The ISF as Experienced By Issa Tobias

The 3rd International Solidarity Forum


March 27-30, 2006


United Nations; World Youth Alliance HQ, New York City


I loved the fact that I had to fly to New York City the very day after my graduation. It was like every fresh graduate’s dream of being a jetsetter who has something noteworthy, something momentous waiting for her upon the threshold of entering the post- college world. Having the 3rd International Solidarity Forum to go to definitely fit in with that description, even increasing its pizzazz upon hearing of its nature to discuss good governance and corruption. It had exactly the type of issues that I wanted to engage with, and what many people, if not all, need to come to terms with. It seemed to me a venue in which my idealism and dreams birthed in college could be realized in actuality, wherein one could actually bring about some concrete changes in this world bogged down by tragic injustice.


From the very first day, I could see that I was not alone in this voluminous venture. Youth from all over—Africa, Asia, Europe, North America, Latin America— had the same desire as I did. We all wanted to speak our minds and turn abstract into reality, to show that we, the up-and-coming youth, had just as much stake in the world as any weathered veteran. We all wanted to debunk that old saying that youth is wasted on the young; and believe me, I have never seen people more raring and determined to break away from it. Coming out of the conference, I can’t do anything but attest witness to that sublime feat.


With spirit and fervor unwaveringly fueling us, we pitched comment after comment into a communal pool of ideas, discovering more as we went along about others and about ourselves as well. We talked of varying backgrounds and varying lives, common problems and common solutions. It was such a sight to see, that there would be times that I could not stop myself from smiling as the delegates congregated in a melting pot that precisely evoked the rich and intense colors of the human race.


And it wasn’t just about speaking. It was also about listening. We opened our minds and set down our barriers, working towards a real and sincere dialogue that we all knew was essential to function. And I have to give it to the delegates, who gritted their teeth and remained sharp and patient during the very heart of the drafting of our Declaration on Good Governance. With every word chosen and every sentence completed, it reflected the perfect amalgamation of different perspectives as we authored a heartfelt message to the world.


For some, ISF only reinforced what they already knew of justice and violations of it. For most, it made the problem of corruption more visceral, but also made the remedy of good governance more hopeful. For all however, and which I feel was a parting gift, ISF gave us an immense sense of liberation, of being free. With all the talk of recognizing and upholding our inherent human dignity, it could not become clearer that we ourselves—me, you, us, them— are the agents for preserving every person’s being. The ball is in our court. It always has been. We are empowered with choice, and with that freedom of choice that is all we ever need to maintain the integrity that makes us more human than ever.


It’s been only three weeks since I’ve last seen some of the delegates, and I sincerely miss all of them.
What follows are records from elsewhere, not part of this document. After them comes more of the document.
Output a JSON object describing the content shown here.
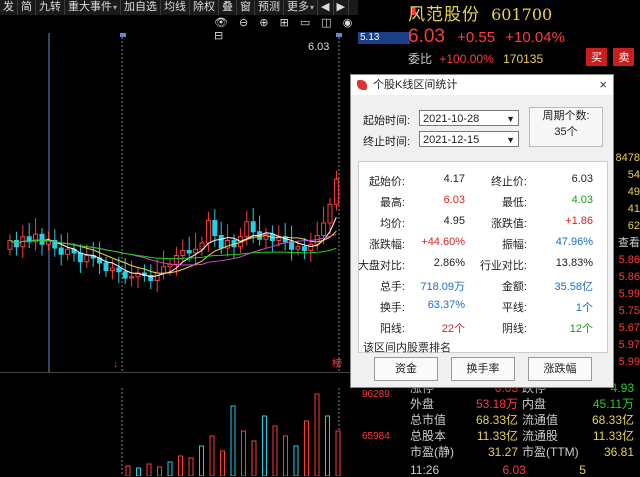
{
  "toolbar": {
    "items": [
      "发",
      "简",
      "九转",
      "重大事件",
      "加自选",
      "均线",
      "除权",
      "叠",
      "窗",
      "预测",
      "更多"
    ],
    "scroll_left": "◀",
    "scroll_right": "▶"
  },
  "chart": {
    "price_label": "6.03",
    "marker_left": "↓",
    "marker_right": "榜"
  },
  "quote": {
    "code_box": "5.13",
    "stock_name": "风范股份",
    "stock_code": "601700",
    "price": "6.03",
    "change": "+0.55",
    "change_pct": "+10.04%",
    "weibi_label": "委比",
    "weibi_value": "+100.00%",
    "weibi_volume": "170135",
    "buy_label": "买",
    "sell_label": "卖",
    "side_numbers": [
      "8478",
      "54",
      "49",
      "41",
      "62",
      "查看",
      "5.86",
      "5.86",
      "5.99",
      "5.75",
      "5.67",
      "5.97",
      "5.99"
    ]
  },
  "bottom": {
    "vol_a": "96289",
    "vol_b": "65984",
    "rows": [
      {
        "l1": "涨停",
        "v1": "6.03",
        "l2": "跌停",
        "v2": "4.93"
      },
      {
        "l1": "外盘",
        "v1": "53.18万",
        "l2": "内盘",
        "v2": "45.11万"
      },
      {
        "l1": "总市值",
        "v1": "68.33亿",
        "l2": "流通值",
        "v2": "68.33亿"
      },
      {
        "l1": "总股本",
        "v1": "11.33亿",
        "l2": "流通股",
        "v2": "11.33亿"
      },
      {
        "l1": "市盈(静)",
        "v1": "31.27",
        "l2": "市盈(TTM)",
        "v2": "36.81"
      }
    ],
    "time": "11:26",
    "time_price": "6.03",
    "time_vol": "5"
  },
  "dialog": {
    "title": "个股K线区间统计",
    "close": "×",
    "start_label": "起始时间:",
    "start_value": "2021-10-28",
    "end_label": "终止时间:",
    "end_value": "2021-12-15",
    "period_label": "周期个数:",
    "period_value": "35个",
    "stats": [
      {
        "l": "起始价:",
        "v": "4.17",
        "c": "black",
        "l2": "终止价:",
        "v2": "6.03",
        "c2": "black"
      },
      {
        "l": "最高:",
        "v": "6.03",
        "c": "red",
        "l2": "最低:",
        "v2": "4.03",
        "c2": "green"
      },
      {
        "l": "均价:",
        "v": "4.95",
        "c": "black",
        "l2": "涨跌值:",
        "v2": "+1.86",
        "c2": "red"
      },
      {
        "l": "涨跌幅:",
        "v": "+44.60%",
        "c": "red",
        "l2": "振幅:",
        "v2": "47.96%",
        "c2": "blue"
      },
      {
        "l": "大盘对比:",
        "v": "2.86%",
        "c": "black",
        "l2": "行业对比:",
        "v2": "13.83%",
        "c2": "black"
      },
      {
        "l": "总手:",
        "v": "718.09万",
        "c": "blue",
        "l2": "金额:",
        "v2": "35.58亿",
        "c2": "blue"
      },
      {
        "l": "换手:",
        "v": "63.37%",
        "c": "blue",
        "l2": "平线:",
        "v2": "1个",
        "c2": "blue"
      },
      {
        "l": "阳线:",
        "v": "22个",
        "c": "red",
        "l2": "阴线:",
        "v2": "12个",
        "c2": "green"
      }
    ],
    "rank_label": "该区间内股票排名",
    "buttons": [
      "资金",
      "换手率",
      "涨跌幅"
    ]
  },
  "colors": {
    "up": "#ff3c3c",
    "down": "#22d1e8",
    "ma5": "#ffffff",
    "ma10": "#e8d34b",
    "ma20": "#d04fd0",
    "ma60": "#22d11f"
  }
}
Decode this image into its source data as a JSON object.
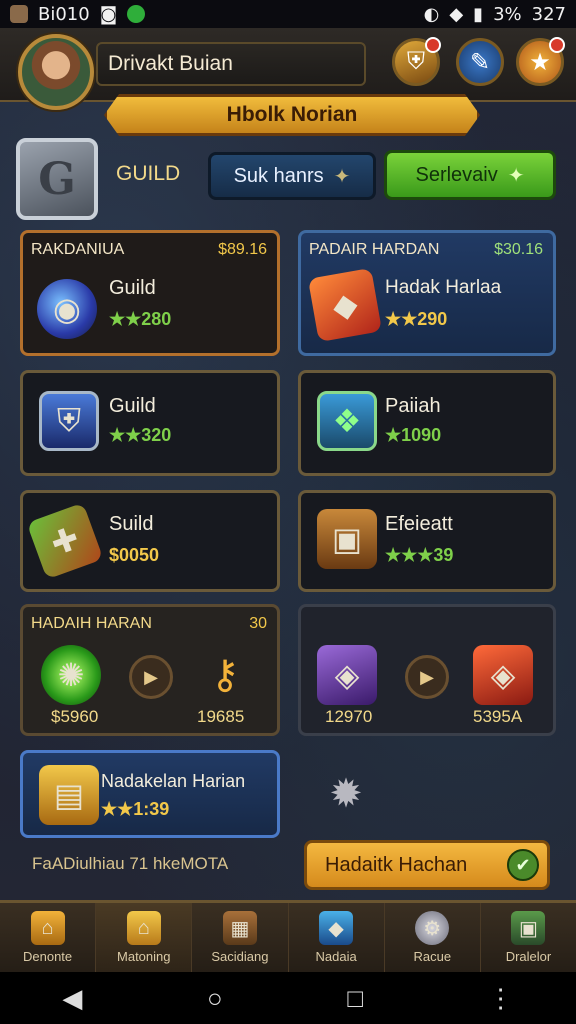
{
  "status_bar": {
    "left_text": "Bi010",
    "right_text": "327",
    "battery_text": "3%"
  },
  "header": {
    "player_name": "Drivakt Buian",
    "title_banner": "Hbolk Norian"
  },
  "guild": {
    "label": "GUILD",
    "search_button": "Suk hanrs",
    "service_button": "Serlevaiv",
    "emblem_letter": "G"
  },
  "cards": {
    "top_left": {
      "header": "RAKDANIUA",
      "cost": "$89.16",
      "name": "Guild",
      "stars": "★★280",
      "icon": "orb-icon"
    },
    "top_right": {
      "header": "PADAIR HARDAN",
      "cost": "$30.16",
      "name": "Hadak Harlaa",
      "stars": "★★290",
      "icon": "crystal-icon"
    },
    "mid_left": {
      "name": "Guild",
      "stars": "★★320",
      "icon": "shield-icon"
    },
    "mid_right": {
      "name": "Paiiah",
      "stars": "★1090",
      "icon": "leaf-shield-icon"
    },
    "lower_left": {
      "name": "Suild",
      "stars": "$0050",
      "icon": "scroll-icon"
    },
    "lower_right": {
      "name": "Efeieatt",
      "stars": "★★★39",
      "icon": "chest-icon"
    }
  },
  "daily_panel": {
    "header": "HADAIH HARAN",
    "count": "30",
    "left_value": "$5960",
    "right_value": "19685",
    "right_panel_left_value": "12970",
    "right_panel_right_value": "5395A"
  },
  "reward_card": {
    "name": "Nadakelan Harian",
    "stars": "★★1:39"
  },
  "footer_note": "FaADiulhiau 71 hkeMOTA",
  "claim_button": "Hadaitk Hachan",
  "nav": [
    {
      "label": "Denonte",
      "icon": "house-icon"
    },
    {
      "label": "Matoning",
      "icon": "home-gold-icon"
    },
    {
      "label": "Sacidiang",
      "icon": "crate-icon"
    },
    {
      "label": "Nadaia",
      "icon": "cube-icon"
    },
    {
      "label": "Racue",
      "icon": "gear-icon"
    },
    {
      "label": "Dralelor",
      "icon": "box-green-icon"
    }
  ],
  "colors": {
    "accent_gold": "#f1bc3c",
    "accent_green": "#7ad23a",
    "accent_blue": "#23466d",
    "panel_dark": "#17191f"
  }
}
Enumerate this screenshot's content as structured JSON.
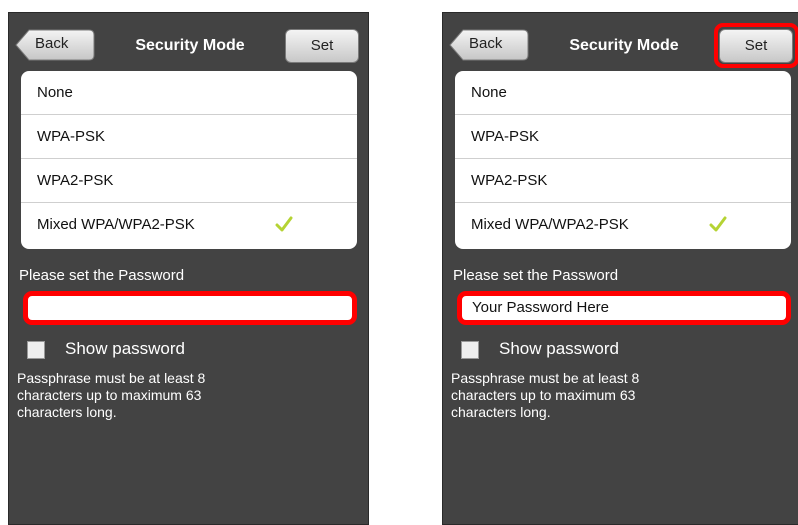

Though I may not have gotten to know some of them as well I had others, their voices and faces are etched fondly in the walls of my memory. They are among the most outstanding people I’ve met, incredibly brilliant and possessing a love for life that inhabits everything they do. And though it saddens me that I do not know when I may see some of them again, it warms me to think that wherever in the world they are right now, they continue to make that free choice to uphold what is just and true. That in everyday humdrum to monumental life-altering moments, in every instance another person hears their voices or sees their faces, these young men and women always remember that we are people. They never forget that I am I and you are you, and wholeheartedly comprehend that it is because of one’s innate dignity. And nothing is more important than that, for that is from which everything else is born.